My friend Andrew got us tickets to see Shellac. When I looked to see who was opening, the site listed “Shannon Wright.” I had never heard of her. I had t laugh that the blurb on Shellac was literally two sentences. While Wright’s was 8 large paragraphs.
It made me excited to see her, but I had no idea what to expect. And then she came out with just her guitar (and flashbacks to Kishi Bashi’s opener Twain came hurtling at me).
But Wright was no Twain. She started with a looped guitar melody–rather pretty. And then she turned it off–that appears to be her “tuning music” because once she started playing–it sounded nothing like that loop.
Wrights play a very aggressive guitar–she doesn’t strum of pick so much as pluck those string so that they slap back against the guitar. Her low notes are percussive and her high notes are painful. She uses no pick, so it really emphasizes this abrasive style.
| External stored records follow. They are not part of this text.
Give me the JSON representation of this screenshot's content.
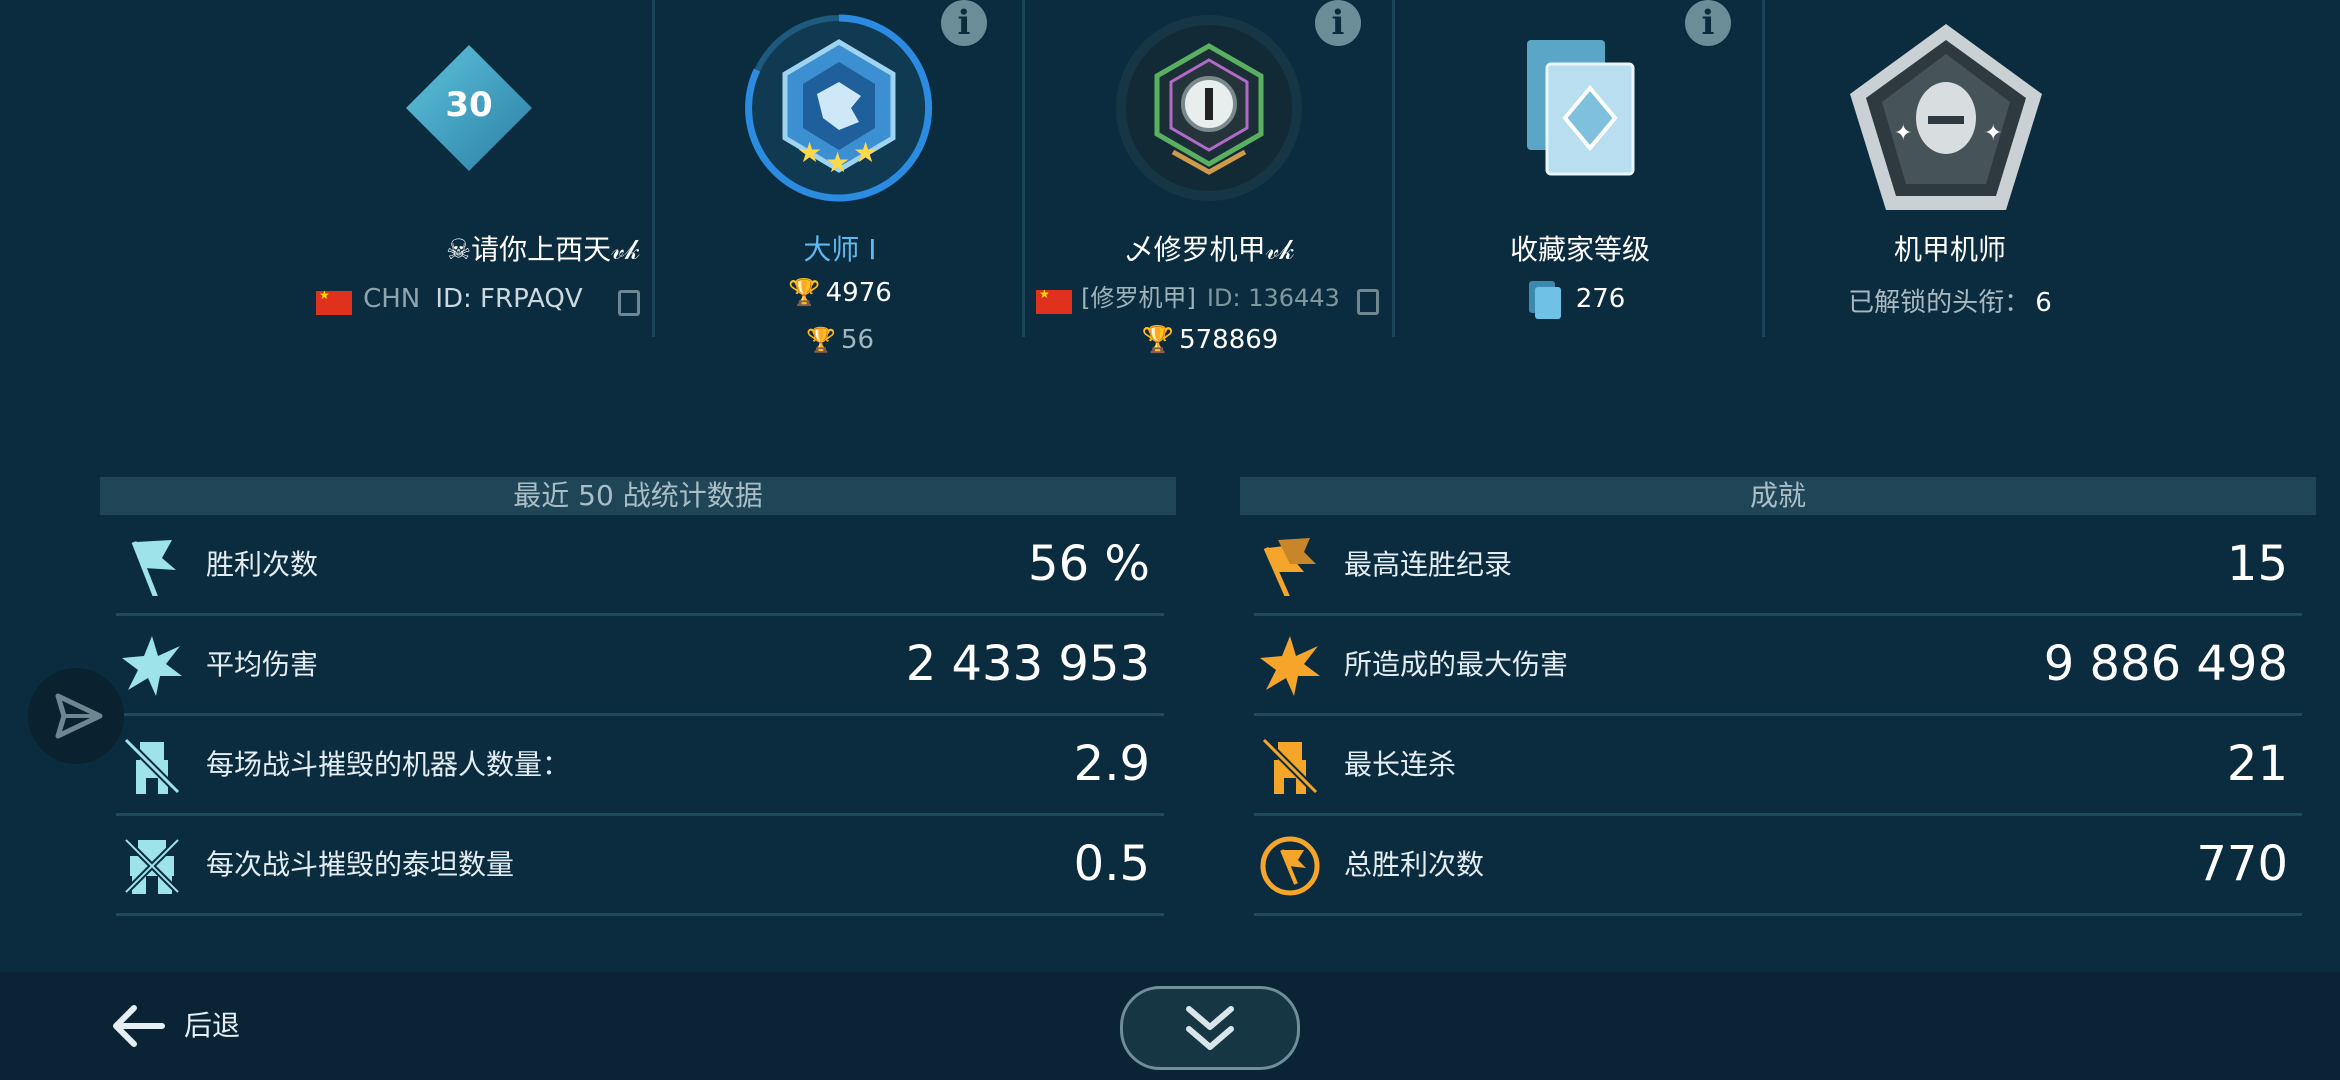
{
  "player": {
    "level": "30",
    "name": "☠请你上西天𝓋𝓀",
    "country": "CHN",
    "id": "ID: FRPAQV"
  },
  "league": {
    "title": "大师 I",
    "trophies": "4976",
    "sub_trophies": "56"
  },
  "clan": {
    "title": "乄修罗机甲𝓋𝓀",
    "tag": "[修罗机甲]",
    "id": "ID: 136443",
    "trophies": "578869"
  },
  "collector": {
    "title": "收藏家等级",
    "value": "276"
  },
  "pilot": {
    "title": "机甲机师",
    "label": "已解锁的头衔：",
    "value": "6"
  },
  "stats": {
    "header": "最近 50 战统计数据",
    "rows": [
      {
        "label": "胜利次数",
        "value": "56 %"
      },
      {
        "label": "平均伤害",
        "value": "2 433 953"
      },
      {
        "label": "每场战斗摧毁的机器人数量：",
        "value": "2.9"
      },
      {
        "label": "每次战斗摧毁的泰坦数量",
        "value": "0.5"
      }
    ]
  },
  "achievements": {
    "header": "成就",
    "rows": [
      {
        "label": "最高连胜纪录",
        "value": "15"
      },
      {
        "label": "所造成的最大伤害",
        "value": "9 886 498"
      },
      {
        "label": "最长连杀",
        "value": "21"
      },
      {
        "label": "总胜利次数",
        "value": "770"
      }
    ]
  },
  "footer": {
    "back_label": "后退"
  },
  "colors": {
    "background": "#0b2b3e",
    "accent_blue": "#2a8be0",
    "accent_orange": "#f4a52a",
    "stat_icon": "#9ee3ea"
  }
}
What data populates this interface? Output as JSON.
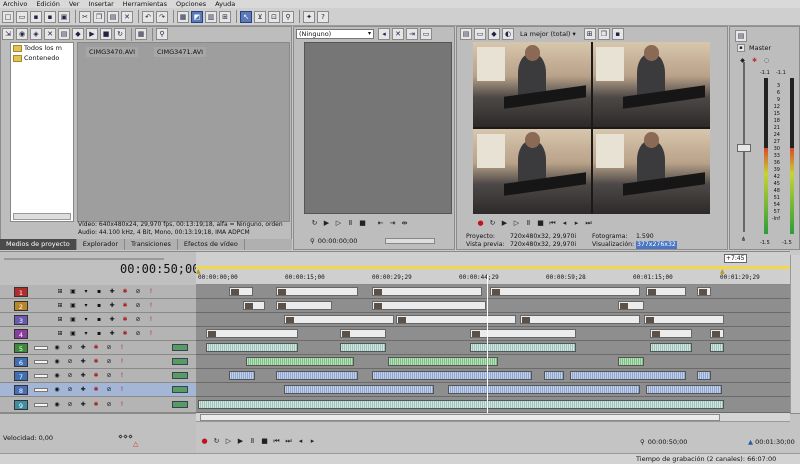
{
  "menu": [
    "Archivo",
    "Edición",
    "Ver",
    "Insertar",
    "Herramientas",
    "Opciones",
    "Ayuda"
  ],
  "explorer": {
    "tree": [
      "Todos los m",
      "Contenedo"
    ],
    "clips": [
      "CIMG3470.AVI",
      "CIMG3471.AVI"
    ],
    "info_video": "Vídeo: 640x480x24, 29,970 fps, 00:13:19;18, alfa = Ninguno, orden",
    "info_audio": "Audio: 44.100 kHz, 4 Bit, Mono, 00:13:19;18, IMA ADPCM",
    "tabs": [
      "Medios de proyecto",
      "Explorador",
      "Transiciones",
      "Efectos de vídeo"
    ]
  },
  "trimmer": {
    "select": "(Ninguno)",
    "timecode": "00:00:00;00"
  },
  "preview": {
    "quality": "La mejor (total)",
    "proyecto_label": "Proyecto:",
    "proyecto_val": "720x480x32, 29,970i",
    "vista_label": "Vista previa:",
    "vista_val": "720x480x32, 29,970i",
    "fotograma_label": "Fotograma:",
    "fotograma_val": "1.590",
    "visual_label": "Visualización:",
    "visual_val": "377x276x32"
  },
  "mixer": {
    "master": "Master",
    "scale": [
      "-1.1",
      "-1.1",
      "3",
      "6",
      "9",
      "12",
      "15",
      "18",
      "21",
      "24",
      "27",
      "30",
      "33",
      "36",
      "39",
      "42",
      "45",
      "48",
      "51",
      "54",
      "57",
      "-Inf"
    ],
    "bottom_left": "-1.5",
    "bottom_right": "-1.5"
  },
  "timeline": {
    "timecode": "00:00:50;00",
    "ruler": [
      "00:00:00;00",
      "00:00:15;00",
      "00:00:29;29",
      "00:00:44;29",
      "00:00:59;28",
      "00:01:15;00",
      "00:01:29;29"
    ],
    "marker": "+7:45",
    "speed": "Velocidad: 0,00",
    "time_right": "00:00:50;00",
    "time_far": "00:01:30;00",
    "status": "Tiempo de grabación (2 canales): 66:07:00",
    "tracks": [
      "1",
      "2",
      "3",
      "4",
      "5",
      "6",
      "7",
      "8",
      "9"
    ]
  },
  "colors": {
    "track_colors": [
      "#b22c2c",
      "#b8862a",
      "#6a5ab0",
      "#8a3fa0",
      "#3d8a3d",
      "#3f6fb0",
      "#3f6fb0",
      "#4a6fb4",
      "#3f8fa0"
    ]
  }
}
Her songs have a very steady rhythm on the low notes–very easy to bob your head (or in some cases seriously headbang) along to, while the melody gets hammered out on the high strings.
She sings, although I couldn’t understand a word. Her singing is a kind of low mumble until she occasionally screams in crescendo. From time to time she would almost moonwalk (forwards) across the stage, playing some wild solos. She would swing her guitar around, playing very hard and fast with a ferocity that I haven’t really seen before.
Every few songs she would say “thanks” in a quiet whisper then turn on her “tuning music,” tune up and let loose again.
In the spirit of Shellac, it was very minimal. There were two spotlights on her, and that was it–a very dark show. I never saw her face because her hair was over it the whole time. It was a cathartic performance although the highlight was definitely the last song when she added a drumbeat. Not that her earlier songs didn’t have a percussive element, but the drum beat allowed for a bit more freedom. This song lasted awhile and when the drums ended and she hunched over in fort of the crowd playing really loud chords (with no pick remember–her hand must be hard as nails) it went on and on and on like she was possessed.
I was entranced and uncomfortable all at the same time.
I have no idea what any of the songs were or even really how many she played (8 or 9?). And every song seemed to be stripped raw. Realistically a twenty-minute set would have been enough for me, because the songs did start to sound the same. But she really prepped us for Shellac, and that’s what she was supposed to do.
I have just listened to some more things from her online. It appears that she often appears with a band, and I think that would be the best introduction to her music. It was still abrasive and loud, but it was somewhat more conventional with the rest of the band. Also, her singing was more understandable during those videos. Perhaps she was singing louder in our setting or the guitars were noisier to compensate for the lack of a band, or who knows what. I now feel like we got a special kind of performance compared to the more normal ones. Even if I still feel that a person with a guitar and nothing else can be a hard show to judge.